Cynthia McDougall -

Women on reconstructed fish ponds, Bireuen, Indonesia. Photo by Mike Lusmore.

Women make a significant contribution to aquaculture in Indonesia, yet they face more barriers in and receive fewer benefits from the sector than men. These are the findings of new case studies carried out by WorldFish and the Food and Agriculture Organization of the UN (FAO) as part of the CGIAR Research Program on Fish Agri-Food Systems (FISH). Closing this gender gap will enable the aquaculture sector to enhance women’s social and economic empowerment, and drive economic development in the country.

Leveraging change: How gender norms matter for development

Cynthia McDougall -

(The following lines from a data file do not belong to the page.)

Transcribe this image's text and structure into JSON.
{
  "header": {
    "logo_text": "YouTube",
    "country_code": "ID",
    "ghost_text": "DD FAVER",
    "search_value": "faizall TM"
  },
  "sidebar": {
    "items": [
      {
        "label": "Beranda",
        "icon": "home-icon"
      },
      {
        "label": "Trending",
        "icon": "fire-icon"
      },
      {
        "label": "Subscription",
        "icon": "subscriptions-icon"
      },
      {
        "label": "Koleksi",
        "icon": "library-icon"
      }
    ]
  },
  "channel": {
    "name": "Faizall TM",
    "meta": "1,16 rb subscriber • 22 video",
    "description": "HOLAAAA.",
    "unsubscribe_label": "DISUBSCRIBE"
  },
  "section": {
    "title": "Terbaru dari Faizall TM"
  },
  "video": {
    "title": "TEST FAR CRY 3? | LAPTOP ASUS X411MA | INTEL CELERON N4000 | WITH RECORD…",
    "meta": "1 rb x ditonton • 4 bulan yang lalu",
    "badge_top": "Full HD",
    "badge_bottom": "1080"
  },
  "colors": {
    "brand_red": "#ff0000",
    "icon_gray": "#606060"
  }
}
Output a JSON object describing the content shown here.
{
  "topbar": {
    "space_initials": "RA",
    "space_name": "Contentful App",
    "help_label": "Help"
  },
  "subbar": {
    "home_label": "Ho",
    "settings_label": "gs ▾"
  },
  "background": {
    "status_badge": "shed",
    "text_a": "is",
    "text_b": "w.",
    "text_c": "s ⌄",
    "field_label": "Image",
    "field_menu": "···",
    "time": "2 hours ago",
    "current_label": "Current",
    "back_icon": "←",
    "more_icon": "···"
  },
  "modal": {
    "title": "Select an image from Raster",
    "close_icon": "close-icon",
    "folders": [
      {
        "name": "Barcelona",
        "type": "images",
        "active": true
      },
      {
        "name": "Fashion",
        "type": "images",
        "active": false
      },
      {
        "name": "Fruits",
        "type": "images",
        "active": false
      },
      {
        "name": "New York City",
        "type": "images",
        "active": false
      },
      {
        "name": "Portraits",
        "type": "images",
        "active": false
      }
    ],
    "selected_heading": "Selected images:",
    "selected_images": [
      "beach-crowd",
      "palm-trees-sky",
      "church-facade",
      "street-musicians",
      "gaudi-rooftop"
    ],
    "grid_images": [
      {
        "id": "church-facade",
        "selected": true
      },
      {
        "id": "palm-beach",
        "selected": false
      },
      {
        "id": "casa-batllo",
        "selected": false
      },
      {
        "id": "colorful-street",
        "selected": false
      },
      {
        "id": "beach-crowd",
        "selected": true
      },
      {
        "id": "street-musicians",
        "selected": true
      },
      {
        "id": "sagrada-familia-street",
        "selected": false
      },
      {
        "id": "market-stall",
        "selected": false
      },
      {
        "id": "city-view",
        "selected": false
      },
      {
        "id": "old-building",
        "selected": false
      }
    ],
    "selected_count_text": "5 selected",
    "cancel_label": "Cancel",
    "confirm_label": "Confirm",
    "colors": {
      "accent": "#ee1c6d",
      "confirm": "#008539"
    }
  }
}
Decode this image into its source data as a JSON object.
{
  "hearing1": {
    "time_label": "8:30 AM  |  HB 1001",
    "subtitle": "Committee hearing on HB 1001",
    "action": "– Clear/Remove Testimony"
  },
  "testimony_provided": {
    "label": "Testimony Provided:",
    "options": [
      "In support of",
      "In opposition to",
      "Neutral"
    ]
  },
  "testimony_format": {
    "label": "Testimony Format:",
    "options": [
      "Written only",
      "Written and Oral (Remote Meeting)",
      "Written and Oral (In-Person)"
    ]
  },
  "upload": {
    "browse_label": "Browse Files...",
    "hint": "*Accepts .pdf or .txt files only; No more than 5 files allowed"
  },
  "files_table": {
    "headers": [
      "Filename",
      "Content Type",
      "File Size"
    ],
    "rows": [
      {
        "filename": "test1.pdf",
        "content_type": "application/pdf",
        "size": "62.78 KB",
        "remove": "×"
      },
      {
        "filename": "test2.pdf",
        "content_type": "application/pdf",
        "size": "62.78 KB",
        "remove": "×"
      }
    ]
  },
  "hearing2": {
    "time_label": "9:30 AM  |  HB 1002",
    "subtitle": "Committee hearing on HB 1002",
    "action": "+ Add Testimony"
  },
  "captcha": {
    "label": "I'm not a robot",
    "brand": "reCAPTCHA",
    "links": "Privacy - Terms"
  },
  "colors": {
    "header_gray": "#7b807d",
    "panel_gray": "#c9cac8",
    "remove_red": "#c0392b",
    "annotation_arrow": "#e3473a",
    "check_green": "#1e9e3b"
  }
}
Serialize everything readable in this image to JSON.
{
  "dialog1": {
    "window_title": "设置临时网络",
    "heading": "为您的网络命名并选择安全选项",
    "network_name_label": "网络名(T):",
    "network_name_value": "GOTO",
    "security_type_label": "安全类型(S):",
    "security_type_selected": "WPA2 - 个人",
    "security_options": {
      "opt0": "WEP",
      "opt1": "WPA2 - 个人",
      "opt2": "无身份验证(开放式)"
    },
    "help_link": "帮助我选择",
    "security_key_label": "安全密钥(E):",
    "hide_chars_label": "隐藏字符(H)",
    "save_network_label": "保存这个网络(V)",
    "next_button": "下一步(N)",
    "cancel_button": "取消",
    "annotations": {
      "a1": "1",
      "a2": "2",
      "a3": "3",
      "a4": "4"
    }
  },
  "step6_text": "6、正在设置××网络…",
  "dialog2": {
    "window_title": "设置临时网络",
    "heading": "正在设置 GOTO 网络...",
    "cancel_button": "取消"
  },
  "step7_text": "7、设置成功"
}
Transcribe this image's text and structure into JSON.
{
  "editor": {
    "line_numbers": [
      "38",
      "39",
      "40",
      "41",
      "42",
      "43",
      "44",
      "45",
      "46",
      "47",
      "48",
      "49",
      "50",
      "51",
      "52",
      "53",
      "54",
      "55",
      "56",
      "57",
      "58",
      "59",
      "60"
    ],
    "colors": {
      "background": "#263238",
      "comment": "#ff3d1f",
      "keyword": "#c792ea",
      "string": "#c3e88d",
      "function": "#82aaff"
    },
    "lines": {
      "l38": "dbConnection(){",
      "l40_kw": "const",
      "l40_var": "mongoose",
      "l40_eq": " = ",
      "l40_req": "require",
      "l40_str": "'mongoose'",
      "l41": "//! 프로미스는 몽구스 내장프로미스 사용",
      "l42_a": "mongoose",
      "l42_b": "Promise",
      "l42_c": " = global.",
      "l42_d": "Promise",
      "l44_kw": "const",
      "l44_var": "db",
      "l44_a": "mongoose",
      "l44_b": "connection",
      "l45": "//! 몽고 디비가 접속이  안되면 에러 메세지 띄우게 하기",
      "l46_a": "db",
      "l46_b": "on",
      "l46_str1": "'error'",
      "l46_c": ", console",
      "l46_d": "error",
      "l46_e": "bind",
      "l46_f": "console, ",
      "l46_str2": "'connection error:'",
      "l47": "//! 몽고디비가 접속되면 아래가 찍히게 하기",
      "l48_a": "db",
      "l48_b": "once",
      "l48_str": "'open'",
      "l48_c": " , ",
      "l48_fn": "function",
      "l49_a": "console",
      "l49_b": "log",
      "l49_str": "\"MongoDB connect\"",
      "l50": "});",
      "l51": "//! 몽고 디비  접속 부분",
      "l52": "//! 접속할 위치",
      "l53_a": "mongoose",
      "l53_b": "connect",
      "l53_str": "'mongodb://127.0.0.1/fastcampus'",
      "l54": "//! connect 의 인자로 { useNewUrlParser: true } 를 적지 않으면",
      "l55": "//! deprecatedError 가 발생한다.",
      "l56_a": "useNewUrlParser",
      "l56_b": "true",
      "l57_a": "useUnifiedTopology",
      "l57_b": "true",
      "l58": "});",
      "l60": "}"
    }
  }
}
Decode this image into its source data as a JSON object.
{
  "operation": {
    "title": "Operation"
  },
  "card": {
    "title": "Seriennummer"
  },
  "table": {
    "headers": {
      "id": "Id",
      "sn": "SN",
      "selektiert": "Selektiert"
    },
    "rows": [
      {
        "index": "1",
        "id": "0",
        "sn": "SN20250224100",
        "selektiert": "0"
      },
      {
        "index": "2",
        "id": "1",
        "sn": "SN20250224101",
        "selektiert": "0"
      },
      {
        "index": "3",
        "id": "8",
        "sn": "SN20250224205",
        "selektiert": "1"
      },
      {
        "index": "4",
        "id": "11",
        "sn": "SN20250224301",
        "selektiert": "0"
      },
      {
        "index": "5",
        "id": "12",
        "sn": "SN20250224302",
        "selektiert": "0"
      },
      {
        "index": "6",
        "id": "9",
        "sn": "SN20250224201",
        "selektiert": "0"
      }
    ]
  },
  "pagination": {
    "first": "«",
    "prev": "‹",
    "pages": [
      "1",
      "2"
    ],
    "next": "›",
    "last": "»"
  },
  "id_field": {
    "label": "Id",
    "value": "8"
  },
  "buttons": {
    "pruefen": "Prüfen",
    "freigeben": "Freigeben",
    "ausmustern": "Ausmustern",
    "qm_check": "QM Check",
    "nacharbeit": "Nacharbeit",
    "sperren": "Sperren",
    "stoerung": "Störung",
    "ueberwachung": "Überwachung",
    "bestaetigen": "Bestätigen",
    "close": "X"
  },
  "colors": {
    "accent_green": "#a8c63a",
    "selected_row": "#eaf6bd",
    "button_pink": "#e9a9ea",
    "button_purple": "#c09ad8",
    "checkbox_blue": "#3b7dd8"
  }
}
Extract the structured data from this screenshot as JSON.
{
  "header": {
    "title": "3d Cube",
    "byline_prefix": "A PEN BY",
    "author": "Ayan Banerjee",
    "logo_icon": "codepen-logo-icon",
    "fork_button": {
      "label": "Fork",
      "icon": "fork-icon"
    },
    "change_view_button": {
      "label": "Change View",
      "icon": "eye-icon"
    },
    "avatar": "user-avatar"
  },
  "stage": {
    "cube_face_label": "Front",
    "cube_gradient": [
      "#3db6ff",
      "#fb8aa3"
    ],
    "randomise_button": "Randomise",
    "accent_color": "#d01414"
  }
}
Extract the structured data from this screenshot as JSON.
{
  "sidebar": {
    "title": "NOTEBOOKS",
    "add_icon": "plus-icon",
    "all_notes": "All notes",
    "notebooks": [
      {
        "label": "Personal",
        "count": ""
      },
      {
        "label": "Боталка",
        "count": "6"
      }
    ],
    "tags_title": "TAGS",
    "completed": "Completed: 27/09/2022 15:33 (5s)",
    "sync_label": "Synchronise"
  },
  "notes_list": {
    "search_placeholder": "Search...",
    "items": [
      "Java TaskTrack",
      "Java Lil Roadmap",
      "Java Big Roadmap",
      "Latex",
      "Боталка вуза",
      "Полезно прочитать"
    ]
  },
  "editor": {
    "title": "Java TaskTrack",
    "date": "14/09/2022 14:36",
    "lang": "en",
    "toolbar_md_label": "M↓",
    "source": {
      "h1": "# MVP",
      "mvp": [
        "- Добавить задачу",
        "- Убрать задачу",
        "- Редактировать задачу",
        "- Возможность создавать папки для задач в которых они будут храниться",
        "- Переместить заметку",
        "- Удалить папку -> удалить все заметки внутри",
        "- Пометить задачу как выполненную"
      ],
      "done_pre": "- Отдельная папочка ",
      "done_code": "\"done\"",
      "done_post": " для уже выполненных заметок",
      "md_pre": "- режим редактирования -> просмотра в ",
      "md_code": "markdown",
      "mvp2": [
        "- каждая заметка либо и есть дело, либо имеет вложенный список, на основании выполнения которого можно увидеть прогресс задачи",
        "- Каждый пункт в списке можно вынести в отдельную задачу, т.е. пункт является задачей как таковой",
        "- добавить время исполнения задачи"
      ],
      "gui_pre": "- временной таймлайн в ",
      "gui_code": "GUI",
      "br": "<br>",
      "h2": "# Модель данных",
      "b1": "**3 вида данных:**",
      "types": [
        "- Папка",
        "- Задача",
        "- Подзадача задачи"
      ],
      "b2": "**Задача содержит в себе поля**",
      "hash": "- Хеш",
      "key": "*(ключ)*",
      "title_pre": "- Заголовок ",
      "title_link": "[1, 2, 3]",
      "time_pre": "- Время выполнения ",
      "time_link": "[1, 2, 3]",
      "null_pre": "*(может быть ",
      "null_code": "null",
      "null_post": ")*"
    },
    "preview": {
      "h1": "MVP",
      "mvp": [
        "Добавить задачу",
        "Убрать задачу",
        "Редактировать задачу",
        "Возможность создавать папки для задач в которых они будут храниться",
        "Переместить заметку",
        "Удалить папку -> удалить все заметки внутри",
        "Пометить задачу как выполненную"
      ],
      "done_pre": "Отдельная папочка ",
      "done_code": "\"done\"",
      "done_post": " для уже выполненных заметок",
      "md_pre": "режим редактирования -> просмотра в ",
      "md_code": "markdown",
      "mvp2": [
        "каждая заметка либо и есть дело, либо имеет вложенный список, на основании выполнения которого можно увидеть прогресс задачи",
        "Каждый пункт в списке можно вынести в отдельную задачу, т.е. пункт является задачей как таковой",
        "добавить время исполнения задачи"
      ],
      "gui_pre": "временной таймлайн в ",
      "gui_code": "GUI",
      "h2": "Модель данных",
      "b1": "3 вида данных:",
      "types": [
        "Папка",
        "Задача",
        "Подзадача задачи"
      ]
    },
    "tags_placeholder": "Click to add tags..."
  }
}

In a keynote at the CGIAR Integrated Systems Research Conference earlier this year, I suggested that researchers might look at gender as a leverage point in development. This idea comes from systems thinking, which is—in very simplest terms—a way of approaching an issue that sees the “thing being studied” as part of a larger set of elements that interact in multiple ways to shape outcomes.